Choosing an UnknownDate: 08/06/97 at 20:06:50 From: Rachel Subject: I have a word problem question. What is the easiest way to do a hard word problem? Date: 08/12/97 at 17:28:50 From: Doctor Mike Subject: Re: I have a word problem question. Dear Rachel, For most people, choosing the unknown is the hardest part. Like "Let X be the unknown number of gallons" "Let D be the distance traveled" "Let A be the angle the see-saw makes with the ground" depending on what the problem is about. You really need to think carefully about this step. It's important to get a good start. Then you usually take information given to you and put it into an equation form like X*pi = 35 D+55 = 100 3*A = 90 You may be given the facts to make 2 equations. From this point on, you work with the numbers and the equations, and try to find the answer. This step is the "pure algebra" step. The most important tool you have to work with is the principle that you can do EXACTLY THE SAME THING to both sides of an equation, and you will wind up with another true thing. Here are some examples: Start out with D+55 = 100. Subtract 55 from both sides and you get D+55-55 = 100-55, which simplifies to D = 45. Start out with 3*A = 90. Divide both sides by 3 and you get (3*A)/3 = 90/3, which simplifies to A = 30. This is about all I can say in general about word problems, but if you send one in to Dr. Math we can show you how to work it out. I find I learn pretty well by looking at some examples, and maybe you will too. -Doctor Mike, The Math Forum Check out our web site! http://mathforum.org/dr.math/ |
Search the Dr. Math Library: |
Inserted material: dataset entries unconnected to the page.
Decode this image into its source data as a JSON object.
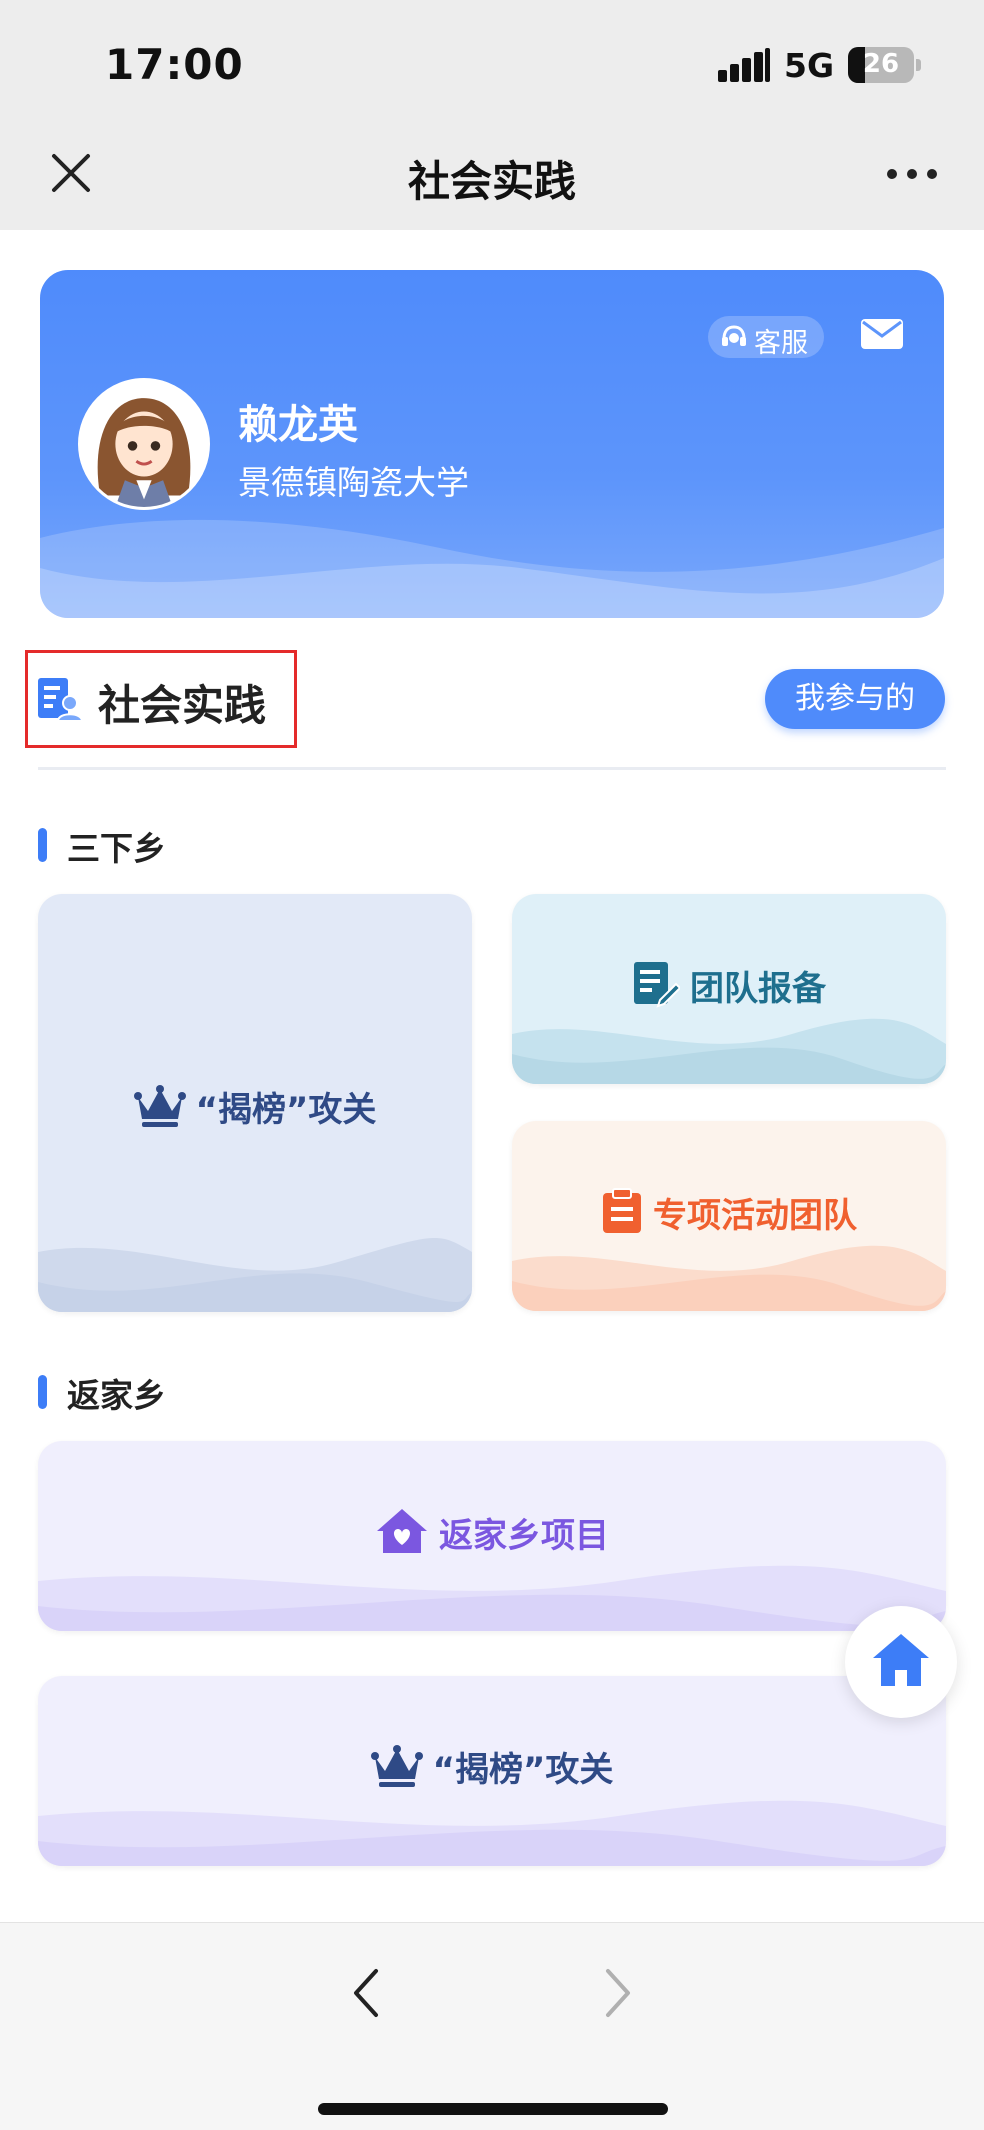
{
  "status_bar": {
    "time": "17:00",
    "network": "5G",
    "battery": "26"
  },
  "nav": {
    "title": "社会实践"
  },
  "profile": {
    "service_label": "客服",
    "name": "赖龙英",
    "school": "景德镇陶瓷大学"
  },
  "section": {
    "title": "社会实践",
    "mine_button": "我参与的"
  },
  "sanxiaxiang": {
    "heading": "三下乡",
    "cards": {
      "jiebang": "“揭榜”攻关",
      "team_register": "团队报备",
      "special_team": "专项活动团队"
    }
  },
  "fanjiaxiang": {
    "heading": "返家乡",
    "cards": {
      "project": "返家乡项目",
      "jiebang": "“揭榜”攻关"
    }
  },
  "colors": {
    "accent": "#4f8bfb",
    "highlight_border": "#e42a2a",
    "team_register_text": "#1e6f8e",
    "special_team_text": "#f0602f",
    "jiebang_text": "#2f4a86",
    "project_text": "#7b57e0"
  },
  "icons": [
    "close-icon",
    "more-icon",
    "headset-icon",
    "mail-icon",
    "section-document-user-icon",
    "crown-icon",
    "edit-document-icon",
    "clipboard-icon",
    "home-heart-icon",
    "home-icon",
    "back-icon",
    "forward-icon"
  ]
}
[Privacy Policy] [Terms of Use]
Ask Dr. Math^{TM}
© 1994- The Math Forum at NCTM. All rights reserved.
http://mathforum.org/dr.math/